THE PROBLEM:
The response is to be the full listing, set down exactly.
+++
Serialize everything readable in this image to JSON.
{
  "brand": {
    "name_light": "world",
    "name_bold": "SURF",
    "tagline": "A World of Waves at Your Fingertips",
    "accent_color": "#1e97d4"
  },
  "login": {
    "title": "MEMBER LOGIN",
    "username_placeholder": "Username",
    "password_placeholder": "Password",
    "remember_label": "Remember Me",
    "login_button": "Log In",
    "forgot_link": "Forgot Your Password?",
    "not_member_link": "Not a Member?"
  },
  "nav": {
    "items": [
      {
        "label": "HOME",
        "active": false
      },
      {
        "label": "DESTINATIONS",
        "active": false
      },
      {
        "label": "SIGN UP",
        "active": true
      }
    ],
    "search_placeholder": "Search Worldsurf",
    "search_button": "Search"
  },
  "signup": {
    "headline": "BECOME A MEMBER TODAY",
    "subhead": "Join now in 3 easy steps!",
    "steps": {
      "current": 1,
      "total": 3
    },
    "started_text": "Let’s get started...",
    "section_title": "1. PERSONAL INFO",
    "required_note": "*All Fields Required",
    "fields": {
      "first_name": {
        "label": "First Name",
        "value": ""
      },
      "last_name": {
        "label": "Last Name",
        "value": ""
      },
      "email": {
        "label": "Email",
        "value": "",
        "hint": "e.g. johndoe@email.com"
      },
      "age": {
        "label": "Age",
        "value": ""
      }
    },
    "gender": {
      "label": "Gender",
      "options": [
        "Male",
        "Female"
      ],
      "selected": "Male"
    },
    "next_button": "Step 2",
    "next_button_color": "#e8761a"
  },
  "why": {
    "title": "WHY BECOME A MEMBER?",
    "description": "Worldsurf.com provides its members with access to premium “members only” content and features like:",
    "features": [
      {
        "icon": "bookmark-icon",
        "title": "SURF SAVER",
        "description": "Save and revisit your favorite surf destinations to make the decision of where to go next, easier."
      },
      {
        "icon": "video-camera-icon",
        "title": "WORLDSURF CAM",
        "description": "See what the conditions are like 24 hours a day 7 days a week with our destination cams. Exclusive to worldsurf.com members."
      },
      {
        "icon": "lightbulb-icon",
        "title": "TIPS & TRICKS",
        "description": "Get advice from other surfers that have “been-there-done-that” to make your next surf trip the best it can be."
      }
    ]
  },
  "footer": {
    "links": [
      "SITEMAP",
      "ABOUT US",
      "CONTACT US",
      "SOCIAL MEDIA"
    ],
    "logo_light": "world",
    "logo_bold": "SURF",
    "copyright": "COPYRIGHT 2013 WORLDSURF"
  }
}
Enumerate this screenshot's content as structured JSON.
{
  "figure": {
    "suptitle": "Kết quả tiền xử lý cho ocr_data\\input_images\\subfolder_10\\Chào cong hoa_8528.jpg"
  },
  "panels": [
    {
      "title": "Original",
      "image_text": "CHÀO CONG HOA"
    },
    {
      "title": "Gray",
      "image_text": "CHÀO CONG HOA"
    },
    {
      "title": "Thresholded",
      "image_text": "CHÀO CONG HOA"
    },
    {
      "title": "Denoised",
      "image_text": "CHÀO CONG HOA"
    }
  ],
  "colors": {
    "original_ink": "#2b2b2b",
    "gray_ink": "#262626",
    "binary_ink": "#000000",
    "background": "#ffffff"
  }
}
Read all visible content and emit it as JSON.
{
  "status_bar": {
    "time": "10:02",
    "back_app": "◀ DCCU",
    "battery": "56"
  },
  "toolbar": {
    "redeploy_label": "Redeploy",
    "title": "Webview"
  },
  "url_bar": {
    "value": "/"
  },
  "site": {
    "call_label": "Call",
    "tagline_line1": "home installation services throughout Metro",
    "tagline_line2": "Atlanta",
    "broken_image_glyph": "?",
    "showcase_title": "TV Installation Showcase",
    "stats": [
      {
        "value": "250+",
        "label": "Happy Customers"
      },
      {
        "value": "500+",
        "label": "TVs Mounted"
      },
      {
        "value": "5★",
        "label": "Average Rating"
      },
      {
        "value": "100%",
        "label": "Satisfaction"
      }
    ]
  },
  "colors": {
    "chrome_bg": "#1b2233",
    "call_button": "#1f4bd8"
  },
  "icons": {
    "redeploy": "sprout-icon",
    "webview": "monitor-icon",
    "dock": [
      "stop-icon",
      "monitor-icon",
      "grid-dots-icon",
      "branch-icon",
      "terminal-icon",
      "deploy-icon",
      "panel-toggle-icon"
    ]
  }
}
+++
SOLVED PROBLEM:
Serialize everything readable in this image to JSON.
{
  "brand": {
    "name_light": "world",
    "name_bold": "SURF",
    "tagline": "A World of Waves at Your Fingertips",
    "accent_color": "#1e97d4"
  },
  "login": {
    "title": "MEMBER LOGIN",
    "username_placeholder": "Username",
    "password_placeholder": "Password",
    "remember_label": "Remember Me",
    "login_button": "Log In",
    "forgot_link": "Forgot Your Password?",
    "not_member_link": "Not a Member?"
  },
  "nav": {
    "items": [
      {
        "label": "HOME",
        "active": false
      },
      {
        "label": "DESTINATIONS",
        "active": false
      },
      {
        "label": "SIGN UP",
        "active": true
      }
    ],
    "search_placeholder": "Search Worldsurf",
    "search_button": "Search"
  },
  "signup": {
    "headline": "BECOME A MEMBER TODAY",
    "subhead": "Join now in 3 easy steps!",
    "steps": {
      "current": 1,
      "total": 3
    },
    "started_text": "Let’s get started...",
    "section_title": "1. PERSONAL INFO",
    "required_note": "*All Fields Required",
    "fields": {
      "first_name": {
        "label": "First Name",
        "value": ""
      },
      "last_name": {
        "label": "Last Name",
        "value": ""
      },
      "email": {
        "label": "Email",
        "value": "",
        "hint": "e.g. johndoe@email.com"
      },
      "age": {
        "label": "Age",
        "value": ""
      }
    },
    "gender": {
      "label": "Gender",
      "options": [
        "Male",
        "Female"
      ],
      "selected": "Male"
    },
    "next_button": "Step 2",
    "next_button_color": "#e8761a"
  },
  "why": {
    "title": "WHY BECOME A MEMBER?",
    "description": "Worldsurf.com provides its members with access to premium “members only” content and features like:",
    "features": [
      {
        "icon": "bookmark-icon",
        "title": "SURF SAVER",
        "description": "Save and revisit your favorite surf destinations to make the decision of where to go next, easier."
      },
      {
        "icon": "video-camera-icon",
        "title": "WORLDSURF CAM",
        "description": "See what the conditions are like 24 hours a day 7 days a week with our destination cams. Exclusive to worldsurf.com members."
      },
      {
        "icon": "lightbulb-icon",
        "title": "TIPS & TRICKS",
        "description": "Get advice from other surfers that have “been-there-done-that” to make your next surf trip the best it can be."
      }
    ]
  },
  "footer": {
    "links": [
      "SITEMAP",
      "ABOUT US",
      "CONTACT US",
      "SOCIAL MEDIA"
    ],
    "logo_light": "world",
    "logo_bold": "SURF",
    "copyright": "COPYRIGHT 2013 WORLDSURF"
  }
}
Enumerate this screenshot's content as structured JSON.
{
  "figure": {
    "suptitle": "Kết quả tiền xử lý cho ocr_data\\input_images\\subfolder_10\\Chào cong hoa_8528.jpg"
  },
  "panels": [
    {
      "title": "Original",
      "image_text": "CHÀO CONG HOA"
    },
    {
      "title": "Gray",
      "image_text": "CHÀO CONG HOA"
    },
    {
      "title": "Thresholded",
      "image_text": "CHÀO CONG HOA"
    },
    {
      "title": "Denoised",
      "image_text": "CHÀO CONG HOA"
    }
  ],
  "colors": {
    "original_ink": "#2b2b2b",
    "gray_ink": "#262626",
    "binary_ink": "#000000",
    "background": "#ffffff"
  }
}
Read all visible content and emit it as JSON.
{
  "status_bar": {
    "time": "10:02",
    "back_app": "◀ DCCU",
    "battery": "56"
  },
  "toolbar": {
    "redeploy_label": "Redeploy",
    "title": "Webview"
  },
  "url_bar": {
    "value": "/"
  },
  "site": {
    "call_label": "Call",
    "tagline_line1": "home installation services throughout Metro",
    "tagline_line2": "Atlanta",
    "broken_image_glyph": "?",
    "showcase_title": "TV Installation Showcase",
    "stats": [
      {
        "value": "250+",
        "label": "Happy Customers"
      },
      {
        "value": "500+",
        "label": "TVs Mounted"
      },
      {
        "value": "5★",
        "label": "Average Rating"
      },
      {
        "value": "100%",
        "label": "Satisfaction"
      }
    ]
  },
  "colors": {
    "chrome_bg": "#1b2233",
    "call_button": "#1f4bd8"
  },
  "icons": {
    "redeploy": "sprout-icon",
    "webview": "monitor-icon",
    "dock": [
      "stop-icon",
      "monitor-icon",
      "grid-dots-icon",
      "branch-icon",
      "terminal-icon",
      "deploy-icon",
      "panel-toggle-icon"
    ]
  }
}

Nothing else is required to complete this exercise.